▶ **THE PROBLEM**: Match the string "Mask" against each line below, and copy every line that matches.

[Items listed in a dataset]

══════

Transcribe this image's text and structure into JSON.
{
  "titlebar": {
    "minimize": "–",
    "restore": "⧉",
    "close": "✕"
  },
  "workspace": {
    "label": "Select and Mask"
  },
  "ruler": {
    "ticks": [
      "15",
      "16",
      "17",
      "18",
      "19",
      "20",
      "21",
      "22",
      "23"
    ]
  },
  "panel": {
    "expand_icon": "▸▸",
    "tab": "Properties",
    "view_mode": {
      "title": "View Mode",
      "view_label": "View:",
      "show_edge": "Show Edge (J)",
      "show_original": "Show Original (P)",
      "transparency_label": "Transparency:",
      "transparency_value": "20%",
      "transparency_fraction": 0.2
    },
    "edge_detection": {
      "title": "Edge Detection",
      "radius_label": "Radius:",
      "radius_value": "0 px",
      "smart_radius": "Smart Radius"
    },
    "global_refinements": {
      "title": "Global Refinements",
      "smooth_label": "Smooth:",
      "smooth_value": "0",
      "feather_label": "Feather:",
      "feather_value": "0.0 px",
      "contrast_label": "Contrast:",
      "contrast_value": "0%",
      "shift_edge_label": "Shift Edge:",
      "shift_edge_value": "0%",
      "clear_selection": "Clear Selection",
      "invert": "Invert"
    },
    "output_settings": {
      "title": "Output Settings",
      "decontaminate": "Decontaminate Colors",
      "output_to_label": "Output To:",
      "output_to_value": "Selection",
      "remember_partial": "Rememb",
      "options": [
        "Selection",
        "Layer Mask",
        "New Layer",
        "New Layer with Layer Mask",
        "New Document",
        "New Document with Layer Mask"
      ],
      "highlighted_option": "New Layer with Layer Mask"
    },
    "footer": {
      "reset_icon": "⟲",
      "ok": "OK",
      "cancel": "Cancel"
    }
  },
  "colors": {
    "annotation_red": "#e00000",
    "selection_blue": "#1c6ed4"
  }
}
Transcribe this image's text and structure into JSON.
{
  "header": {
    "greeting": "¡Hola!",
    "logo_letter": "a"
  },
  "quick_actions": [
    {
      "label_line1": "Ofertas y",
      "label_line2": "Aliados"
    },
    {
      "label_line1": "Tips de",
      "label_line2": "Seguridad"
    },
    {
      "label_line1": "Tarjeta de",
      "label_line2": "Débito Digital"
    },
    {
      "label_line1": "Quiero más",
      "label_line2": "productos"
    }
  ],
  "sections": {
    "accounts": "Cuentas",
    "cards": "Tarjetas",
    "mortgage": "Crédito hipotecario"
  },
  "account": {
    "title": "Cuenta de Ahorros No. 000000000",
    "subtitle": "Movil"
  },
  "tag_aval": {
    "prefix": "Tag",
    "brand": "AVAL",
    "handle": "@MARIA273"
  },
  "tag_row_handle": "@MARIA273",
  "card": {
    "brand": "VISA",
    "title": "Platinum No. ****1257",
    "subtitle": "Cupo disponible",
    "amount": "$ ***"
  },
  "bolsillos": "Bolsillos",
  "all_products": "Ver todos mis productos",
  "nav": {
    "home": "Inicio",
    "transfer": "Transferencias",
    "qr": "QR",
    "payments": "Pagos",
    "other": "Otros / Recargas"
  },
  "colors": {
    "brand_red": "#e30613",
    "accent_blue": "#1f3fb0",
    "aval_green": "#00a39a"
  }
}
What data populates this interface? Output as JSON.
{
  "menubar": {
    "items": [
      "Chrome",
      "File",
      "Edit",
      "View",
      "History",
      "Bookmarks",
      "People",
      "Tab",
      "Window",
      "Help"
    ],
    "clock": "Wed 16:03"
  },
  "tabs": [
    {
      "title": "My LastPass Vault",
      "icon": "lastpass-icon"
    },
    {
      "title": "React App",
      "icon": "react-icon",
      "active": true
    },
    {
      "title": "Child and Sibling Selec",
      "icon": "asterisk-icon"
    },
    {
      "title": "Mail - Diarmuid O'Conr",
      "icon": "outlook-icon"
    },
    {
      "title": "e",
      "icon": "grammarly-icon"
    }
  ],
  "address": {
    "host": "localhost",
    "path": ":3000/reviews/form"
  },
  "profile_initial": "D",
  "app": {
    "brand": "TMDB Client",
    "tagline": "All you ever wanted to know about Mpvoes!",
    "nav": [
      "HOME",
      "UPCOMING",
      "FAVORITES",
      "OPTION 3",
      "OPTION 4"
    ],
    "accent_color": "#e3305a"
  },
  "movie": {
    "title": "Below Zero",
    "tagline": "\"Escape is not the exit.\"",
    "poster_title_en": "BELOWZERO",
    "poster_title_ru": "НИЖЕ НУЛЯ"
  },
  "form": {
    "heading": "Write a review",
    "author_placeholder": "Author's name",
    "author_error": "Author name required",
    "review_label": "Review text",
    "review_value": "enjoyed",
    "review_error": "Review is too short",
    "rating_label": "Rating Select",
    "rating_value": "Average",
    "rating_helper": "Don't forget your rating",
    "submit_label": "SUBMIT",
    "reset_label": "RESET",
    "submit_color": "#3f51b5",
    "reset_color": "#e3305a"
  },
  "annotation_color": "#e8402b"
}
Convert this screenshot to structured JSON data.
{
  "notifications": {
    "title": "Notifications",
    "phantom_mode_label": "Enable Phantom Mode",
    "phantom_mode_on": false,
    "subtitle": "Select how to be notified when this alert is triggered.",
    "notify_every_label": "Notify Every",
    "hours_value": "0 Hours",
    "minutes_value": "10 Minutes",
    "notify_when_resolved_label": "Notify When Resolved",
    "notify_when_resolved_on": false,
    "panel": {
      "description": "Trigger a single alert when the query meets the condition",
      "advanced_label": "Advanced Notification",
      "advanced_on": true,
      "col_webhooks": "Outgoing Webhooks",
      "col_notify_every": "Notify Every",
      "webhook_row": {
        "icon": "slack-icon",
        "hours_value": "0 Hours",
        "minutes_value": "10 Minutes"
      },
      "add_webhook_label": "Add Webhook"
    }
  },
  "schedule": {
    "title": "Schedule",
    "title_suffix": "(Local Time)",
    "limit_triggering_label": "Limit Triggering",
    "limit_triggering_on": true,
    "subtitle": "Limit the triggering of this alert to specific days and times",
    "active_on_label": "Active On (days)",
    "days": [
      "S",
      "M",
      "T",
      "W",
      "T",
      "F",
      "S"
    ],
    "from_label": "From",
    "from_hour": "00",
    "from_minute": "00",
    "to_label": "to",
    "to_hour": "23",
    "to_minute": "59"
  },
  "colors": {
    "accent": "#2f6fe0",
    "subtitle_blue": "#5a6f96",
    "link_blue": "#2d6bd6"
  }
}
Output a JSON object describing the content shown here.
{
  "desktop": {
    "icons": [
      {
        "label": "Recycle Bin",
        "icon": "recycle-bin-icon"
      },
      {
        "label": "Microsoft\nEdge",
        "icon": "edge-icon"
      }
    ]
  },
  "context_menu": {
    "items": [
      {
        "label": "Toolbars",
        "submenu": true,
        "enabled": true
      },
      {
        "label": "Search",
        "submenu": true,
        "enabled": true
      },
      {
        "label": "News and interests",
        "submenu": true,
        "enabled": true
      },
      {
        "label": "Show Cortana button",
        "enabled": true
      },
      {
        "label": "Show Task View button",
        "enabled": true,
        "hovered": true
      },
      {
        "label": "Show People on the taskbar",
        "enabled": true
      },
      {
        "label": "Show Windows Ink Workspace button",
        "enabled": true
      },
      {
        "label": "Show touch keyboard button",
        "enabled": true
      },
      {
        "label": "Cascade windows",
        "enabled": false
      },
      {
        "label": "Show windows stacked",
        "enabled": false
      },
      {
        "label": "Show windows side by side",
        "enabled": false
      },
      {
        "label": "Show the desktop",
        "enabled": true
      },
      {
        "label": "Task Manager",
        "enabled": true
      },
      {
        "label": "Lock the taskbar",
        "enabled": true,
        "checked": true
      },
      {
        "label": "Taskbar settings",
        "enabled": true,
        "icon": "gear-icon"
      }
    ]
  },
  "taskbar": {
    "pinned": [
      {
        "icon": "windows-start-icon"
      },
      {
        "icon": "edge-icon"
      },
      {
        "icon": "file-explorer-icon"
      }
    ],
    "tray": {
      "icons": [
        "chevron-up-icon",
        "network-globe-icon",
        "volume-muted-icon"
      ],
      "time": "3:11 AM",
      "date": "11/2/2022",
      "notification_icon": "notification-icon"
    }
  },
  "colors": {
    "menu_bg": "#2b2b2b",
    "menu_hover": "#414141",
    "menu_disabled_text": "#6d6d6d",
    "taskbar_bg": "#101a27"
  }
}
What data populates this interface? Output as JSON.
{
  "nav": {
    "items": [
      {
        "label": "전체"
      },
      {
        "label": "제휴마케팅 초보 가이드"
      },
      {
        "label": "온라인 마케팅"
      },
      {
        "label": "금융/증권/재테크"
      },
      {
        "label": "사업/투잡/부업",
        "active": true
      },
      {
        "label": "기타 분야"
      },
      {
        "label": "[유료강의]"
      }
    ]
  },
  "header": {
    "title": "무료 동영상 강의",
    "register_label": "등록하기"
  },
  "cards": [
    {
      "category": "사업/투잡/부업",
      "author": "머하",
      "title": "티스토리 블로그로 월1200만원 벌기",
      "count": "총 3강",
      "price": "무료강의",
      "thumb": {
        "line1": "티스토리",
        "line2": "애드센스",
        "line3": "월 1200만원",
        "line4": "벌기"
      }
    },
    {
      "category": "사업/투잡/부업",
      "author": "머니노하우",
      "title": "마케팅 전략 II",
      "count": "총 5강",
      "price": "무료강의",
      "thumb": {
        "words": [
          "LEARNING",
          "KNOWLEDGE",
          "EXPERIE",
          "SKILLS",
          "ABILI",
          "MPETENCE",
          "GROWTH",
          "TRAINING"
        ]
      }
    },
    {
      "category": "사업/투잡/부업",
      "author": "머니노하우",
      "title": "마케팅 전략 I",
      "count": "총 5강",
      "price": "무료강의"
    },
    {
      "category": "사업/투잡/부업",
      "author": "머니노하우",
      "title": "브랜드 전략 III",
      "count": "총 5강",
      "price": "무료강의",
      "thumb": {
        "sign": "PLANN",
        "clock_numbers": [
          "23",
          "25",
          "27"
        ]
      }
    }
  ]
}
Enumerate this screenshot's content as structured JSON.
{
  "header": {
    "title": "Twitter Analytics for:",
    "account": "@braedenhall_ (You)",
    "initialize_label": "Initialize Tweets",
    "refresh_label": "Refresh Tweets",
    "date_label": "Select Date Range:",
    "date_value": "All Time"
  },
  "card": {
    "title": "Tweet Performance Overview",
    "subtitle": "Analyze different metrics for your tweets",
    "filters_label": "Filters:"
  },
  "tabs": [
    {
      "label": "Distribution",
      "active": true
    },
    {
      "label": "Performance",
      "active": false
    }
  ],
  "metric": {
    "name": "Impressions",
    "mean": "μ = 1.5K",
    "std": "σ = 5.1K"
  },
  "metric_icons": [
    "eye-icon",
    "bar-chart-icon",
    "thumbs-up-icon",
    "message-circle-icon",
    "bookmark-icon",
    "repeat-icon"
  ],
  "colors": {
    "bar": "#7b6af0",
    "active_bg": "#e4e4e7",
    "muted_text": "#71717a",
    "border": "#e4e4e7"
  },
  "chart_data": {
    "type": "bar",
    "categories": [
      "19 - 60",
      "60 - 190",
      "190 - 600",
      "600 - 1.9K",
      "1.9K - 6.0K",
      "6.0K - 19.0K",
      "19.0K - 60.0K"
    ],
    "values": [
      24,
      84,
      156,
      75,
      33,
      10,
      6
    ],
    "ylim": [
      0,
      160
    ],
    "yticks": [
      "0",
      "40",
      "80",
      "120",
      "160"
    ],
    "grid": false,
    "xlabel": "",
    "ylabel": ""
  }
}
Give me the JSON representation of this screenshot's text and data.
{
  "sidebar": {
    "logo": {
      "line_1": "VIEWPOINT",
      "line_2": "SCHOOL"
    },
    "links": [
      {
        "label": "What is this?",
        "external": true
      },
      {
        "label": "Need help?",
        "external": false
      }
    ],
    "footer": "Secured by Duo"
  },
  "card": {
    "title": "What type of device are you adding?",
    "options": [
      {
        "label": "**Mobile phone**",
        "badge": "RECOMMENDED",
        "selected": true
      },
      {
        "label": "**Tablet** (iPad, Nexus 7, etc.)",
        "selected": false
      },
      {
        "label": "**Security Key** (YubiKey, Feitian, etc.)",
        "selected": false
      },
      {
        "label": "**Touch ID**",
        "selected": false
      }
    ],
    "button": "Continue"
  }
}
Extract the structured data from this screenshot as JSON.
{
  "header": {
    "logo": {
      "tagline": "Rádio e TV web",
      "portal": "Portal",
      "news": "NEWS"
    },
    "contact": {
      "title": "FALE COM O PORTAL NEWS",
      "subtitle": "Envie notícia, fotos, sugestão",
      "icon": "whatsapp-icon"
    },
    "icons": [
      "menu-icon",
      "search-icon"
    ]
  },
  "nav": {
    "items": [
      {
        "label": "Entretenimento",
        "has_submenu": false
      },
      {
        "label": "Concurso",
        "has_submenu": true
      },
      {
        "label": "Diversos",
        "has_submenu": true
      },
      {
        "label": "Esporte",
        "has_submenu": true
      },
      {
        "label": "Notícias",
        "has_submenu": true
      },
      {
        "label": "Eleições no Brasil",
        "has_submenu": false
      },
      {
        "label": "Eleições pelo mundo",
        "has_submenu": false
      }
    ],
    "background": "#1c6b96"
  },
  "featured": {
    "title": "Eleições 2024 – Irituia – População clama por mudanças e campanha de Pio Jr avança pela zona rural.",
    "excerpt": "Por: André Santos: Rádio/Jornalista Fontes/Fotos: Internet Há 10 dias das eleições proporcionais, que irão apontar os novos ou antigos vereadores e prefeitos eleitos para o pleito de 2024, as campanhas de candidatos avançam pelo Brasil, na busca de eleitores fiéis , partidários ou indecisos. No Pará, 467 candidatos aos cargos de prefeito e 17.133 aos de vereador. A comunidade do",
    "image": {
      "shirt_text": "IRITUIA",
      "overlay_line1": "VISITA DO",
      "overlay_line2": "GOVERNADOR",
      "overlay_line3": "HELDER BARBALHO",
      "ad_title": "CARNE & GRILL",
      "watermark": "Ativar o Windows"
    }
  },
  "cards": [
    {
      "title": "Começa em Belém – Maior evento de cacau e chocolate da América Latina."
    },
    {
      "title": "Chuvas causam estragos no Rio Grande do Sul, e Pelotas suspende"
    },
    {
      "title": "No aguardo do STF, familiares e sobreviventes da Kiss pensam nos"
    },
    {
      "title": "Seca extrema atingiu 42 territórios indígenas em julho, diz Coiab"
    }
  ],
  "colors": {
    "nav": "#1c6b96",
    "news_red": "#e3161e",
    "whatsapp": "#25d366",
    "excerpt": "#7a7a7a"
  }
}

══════

▶ **YOUR SOLUTION**:
    "label": "Select and Mask"
        "Layer Mask",
        "New Layer with Layer Mask",
        "New Document with Layer Mask"
      "highlighted_option": "New Layer with Layer Mask"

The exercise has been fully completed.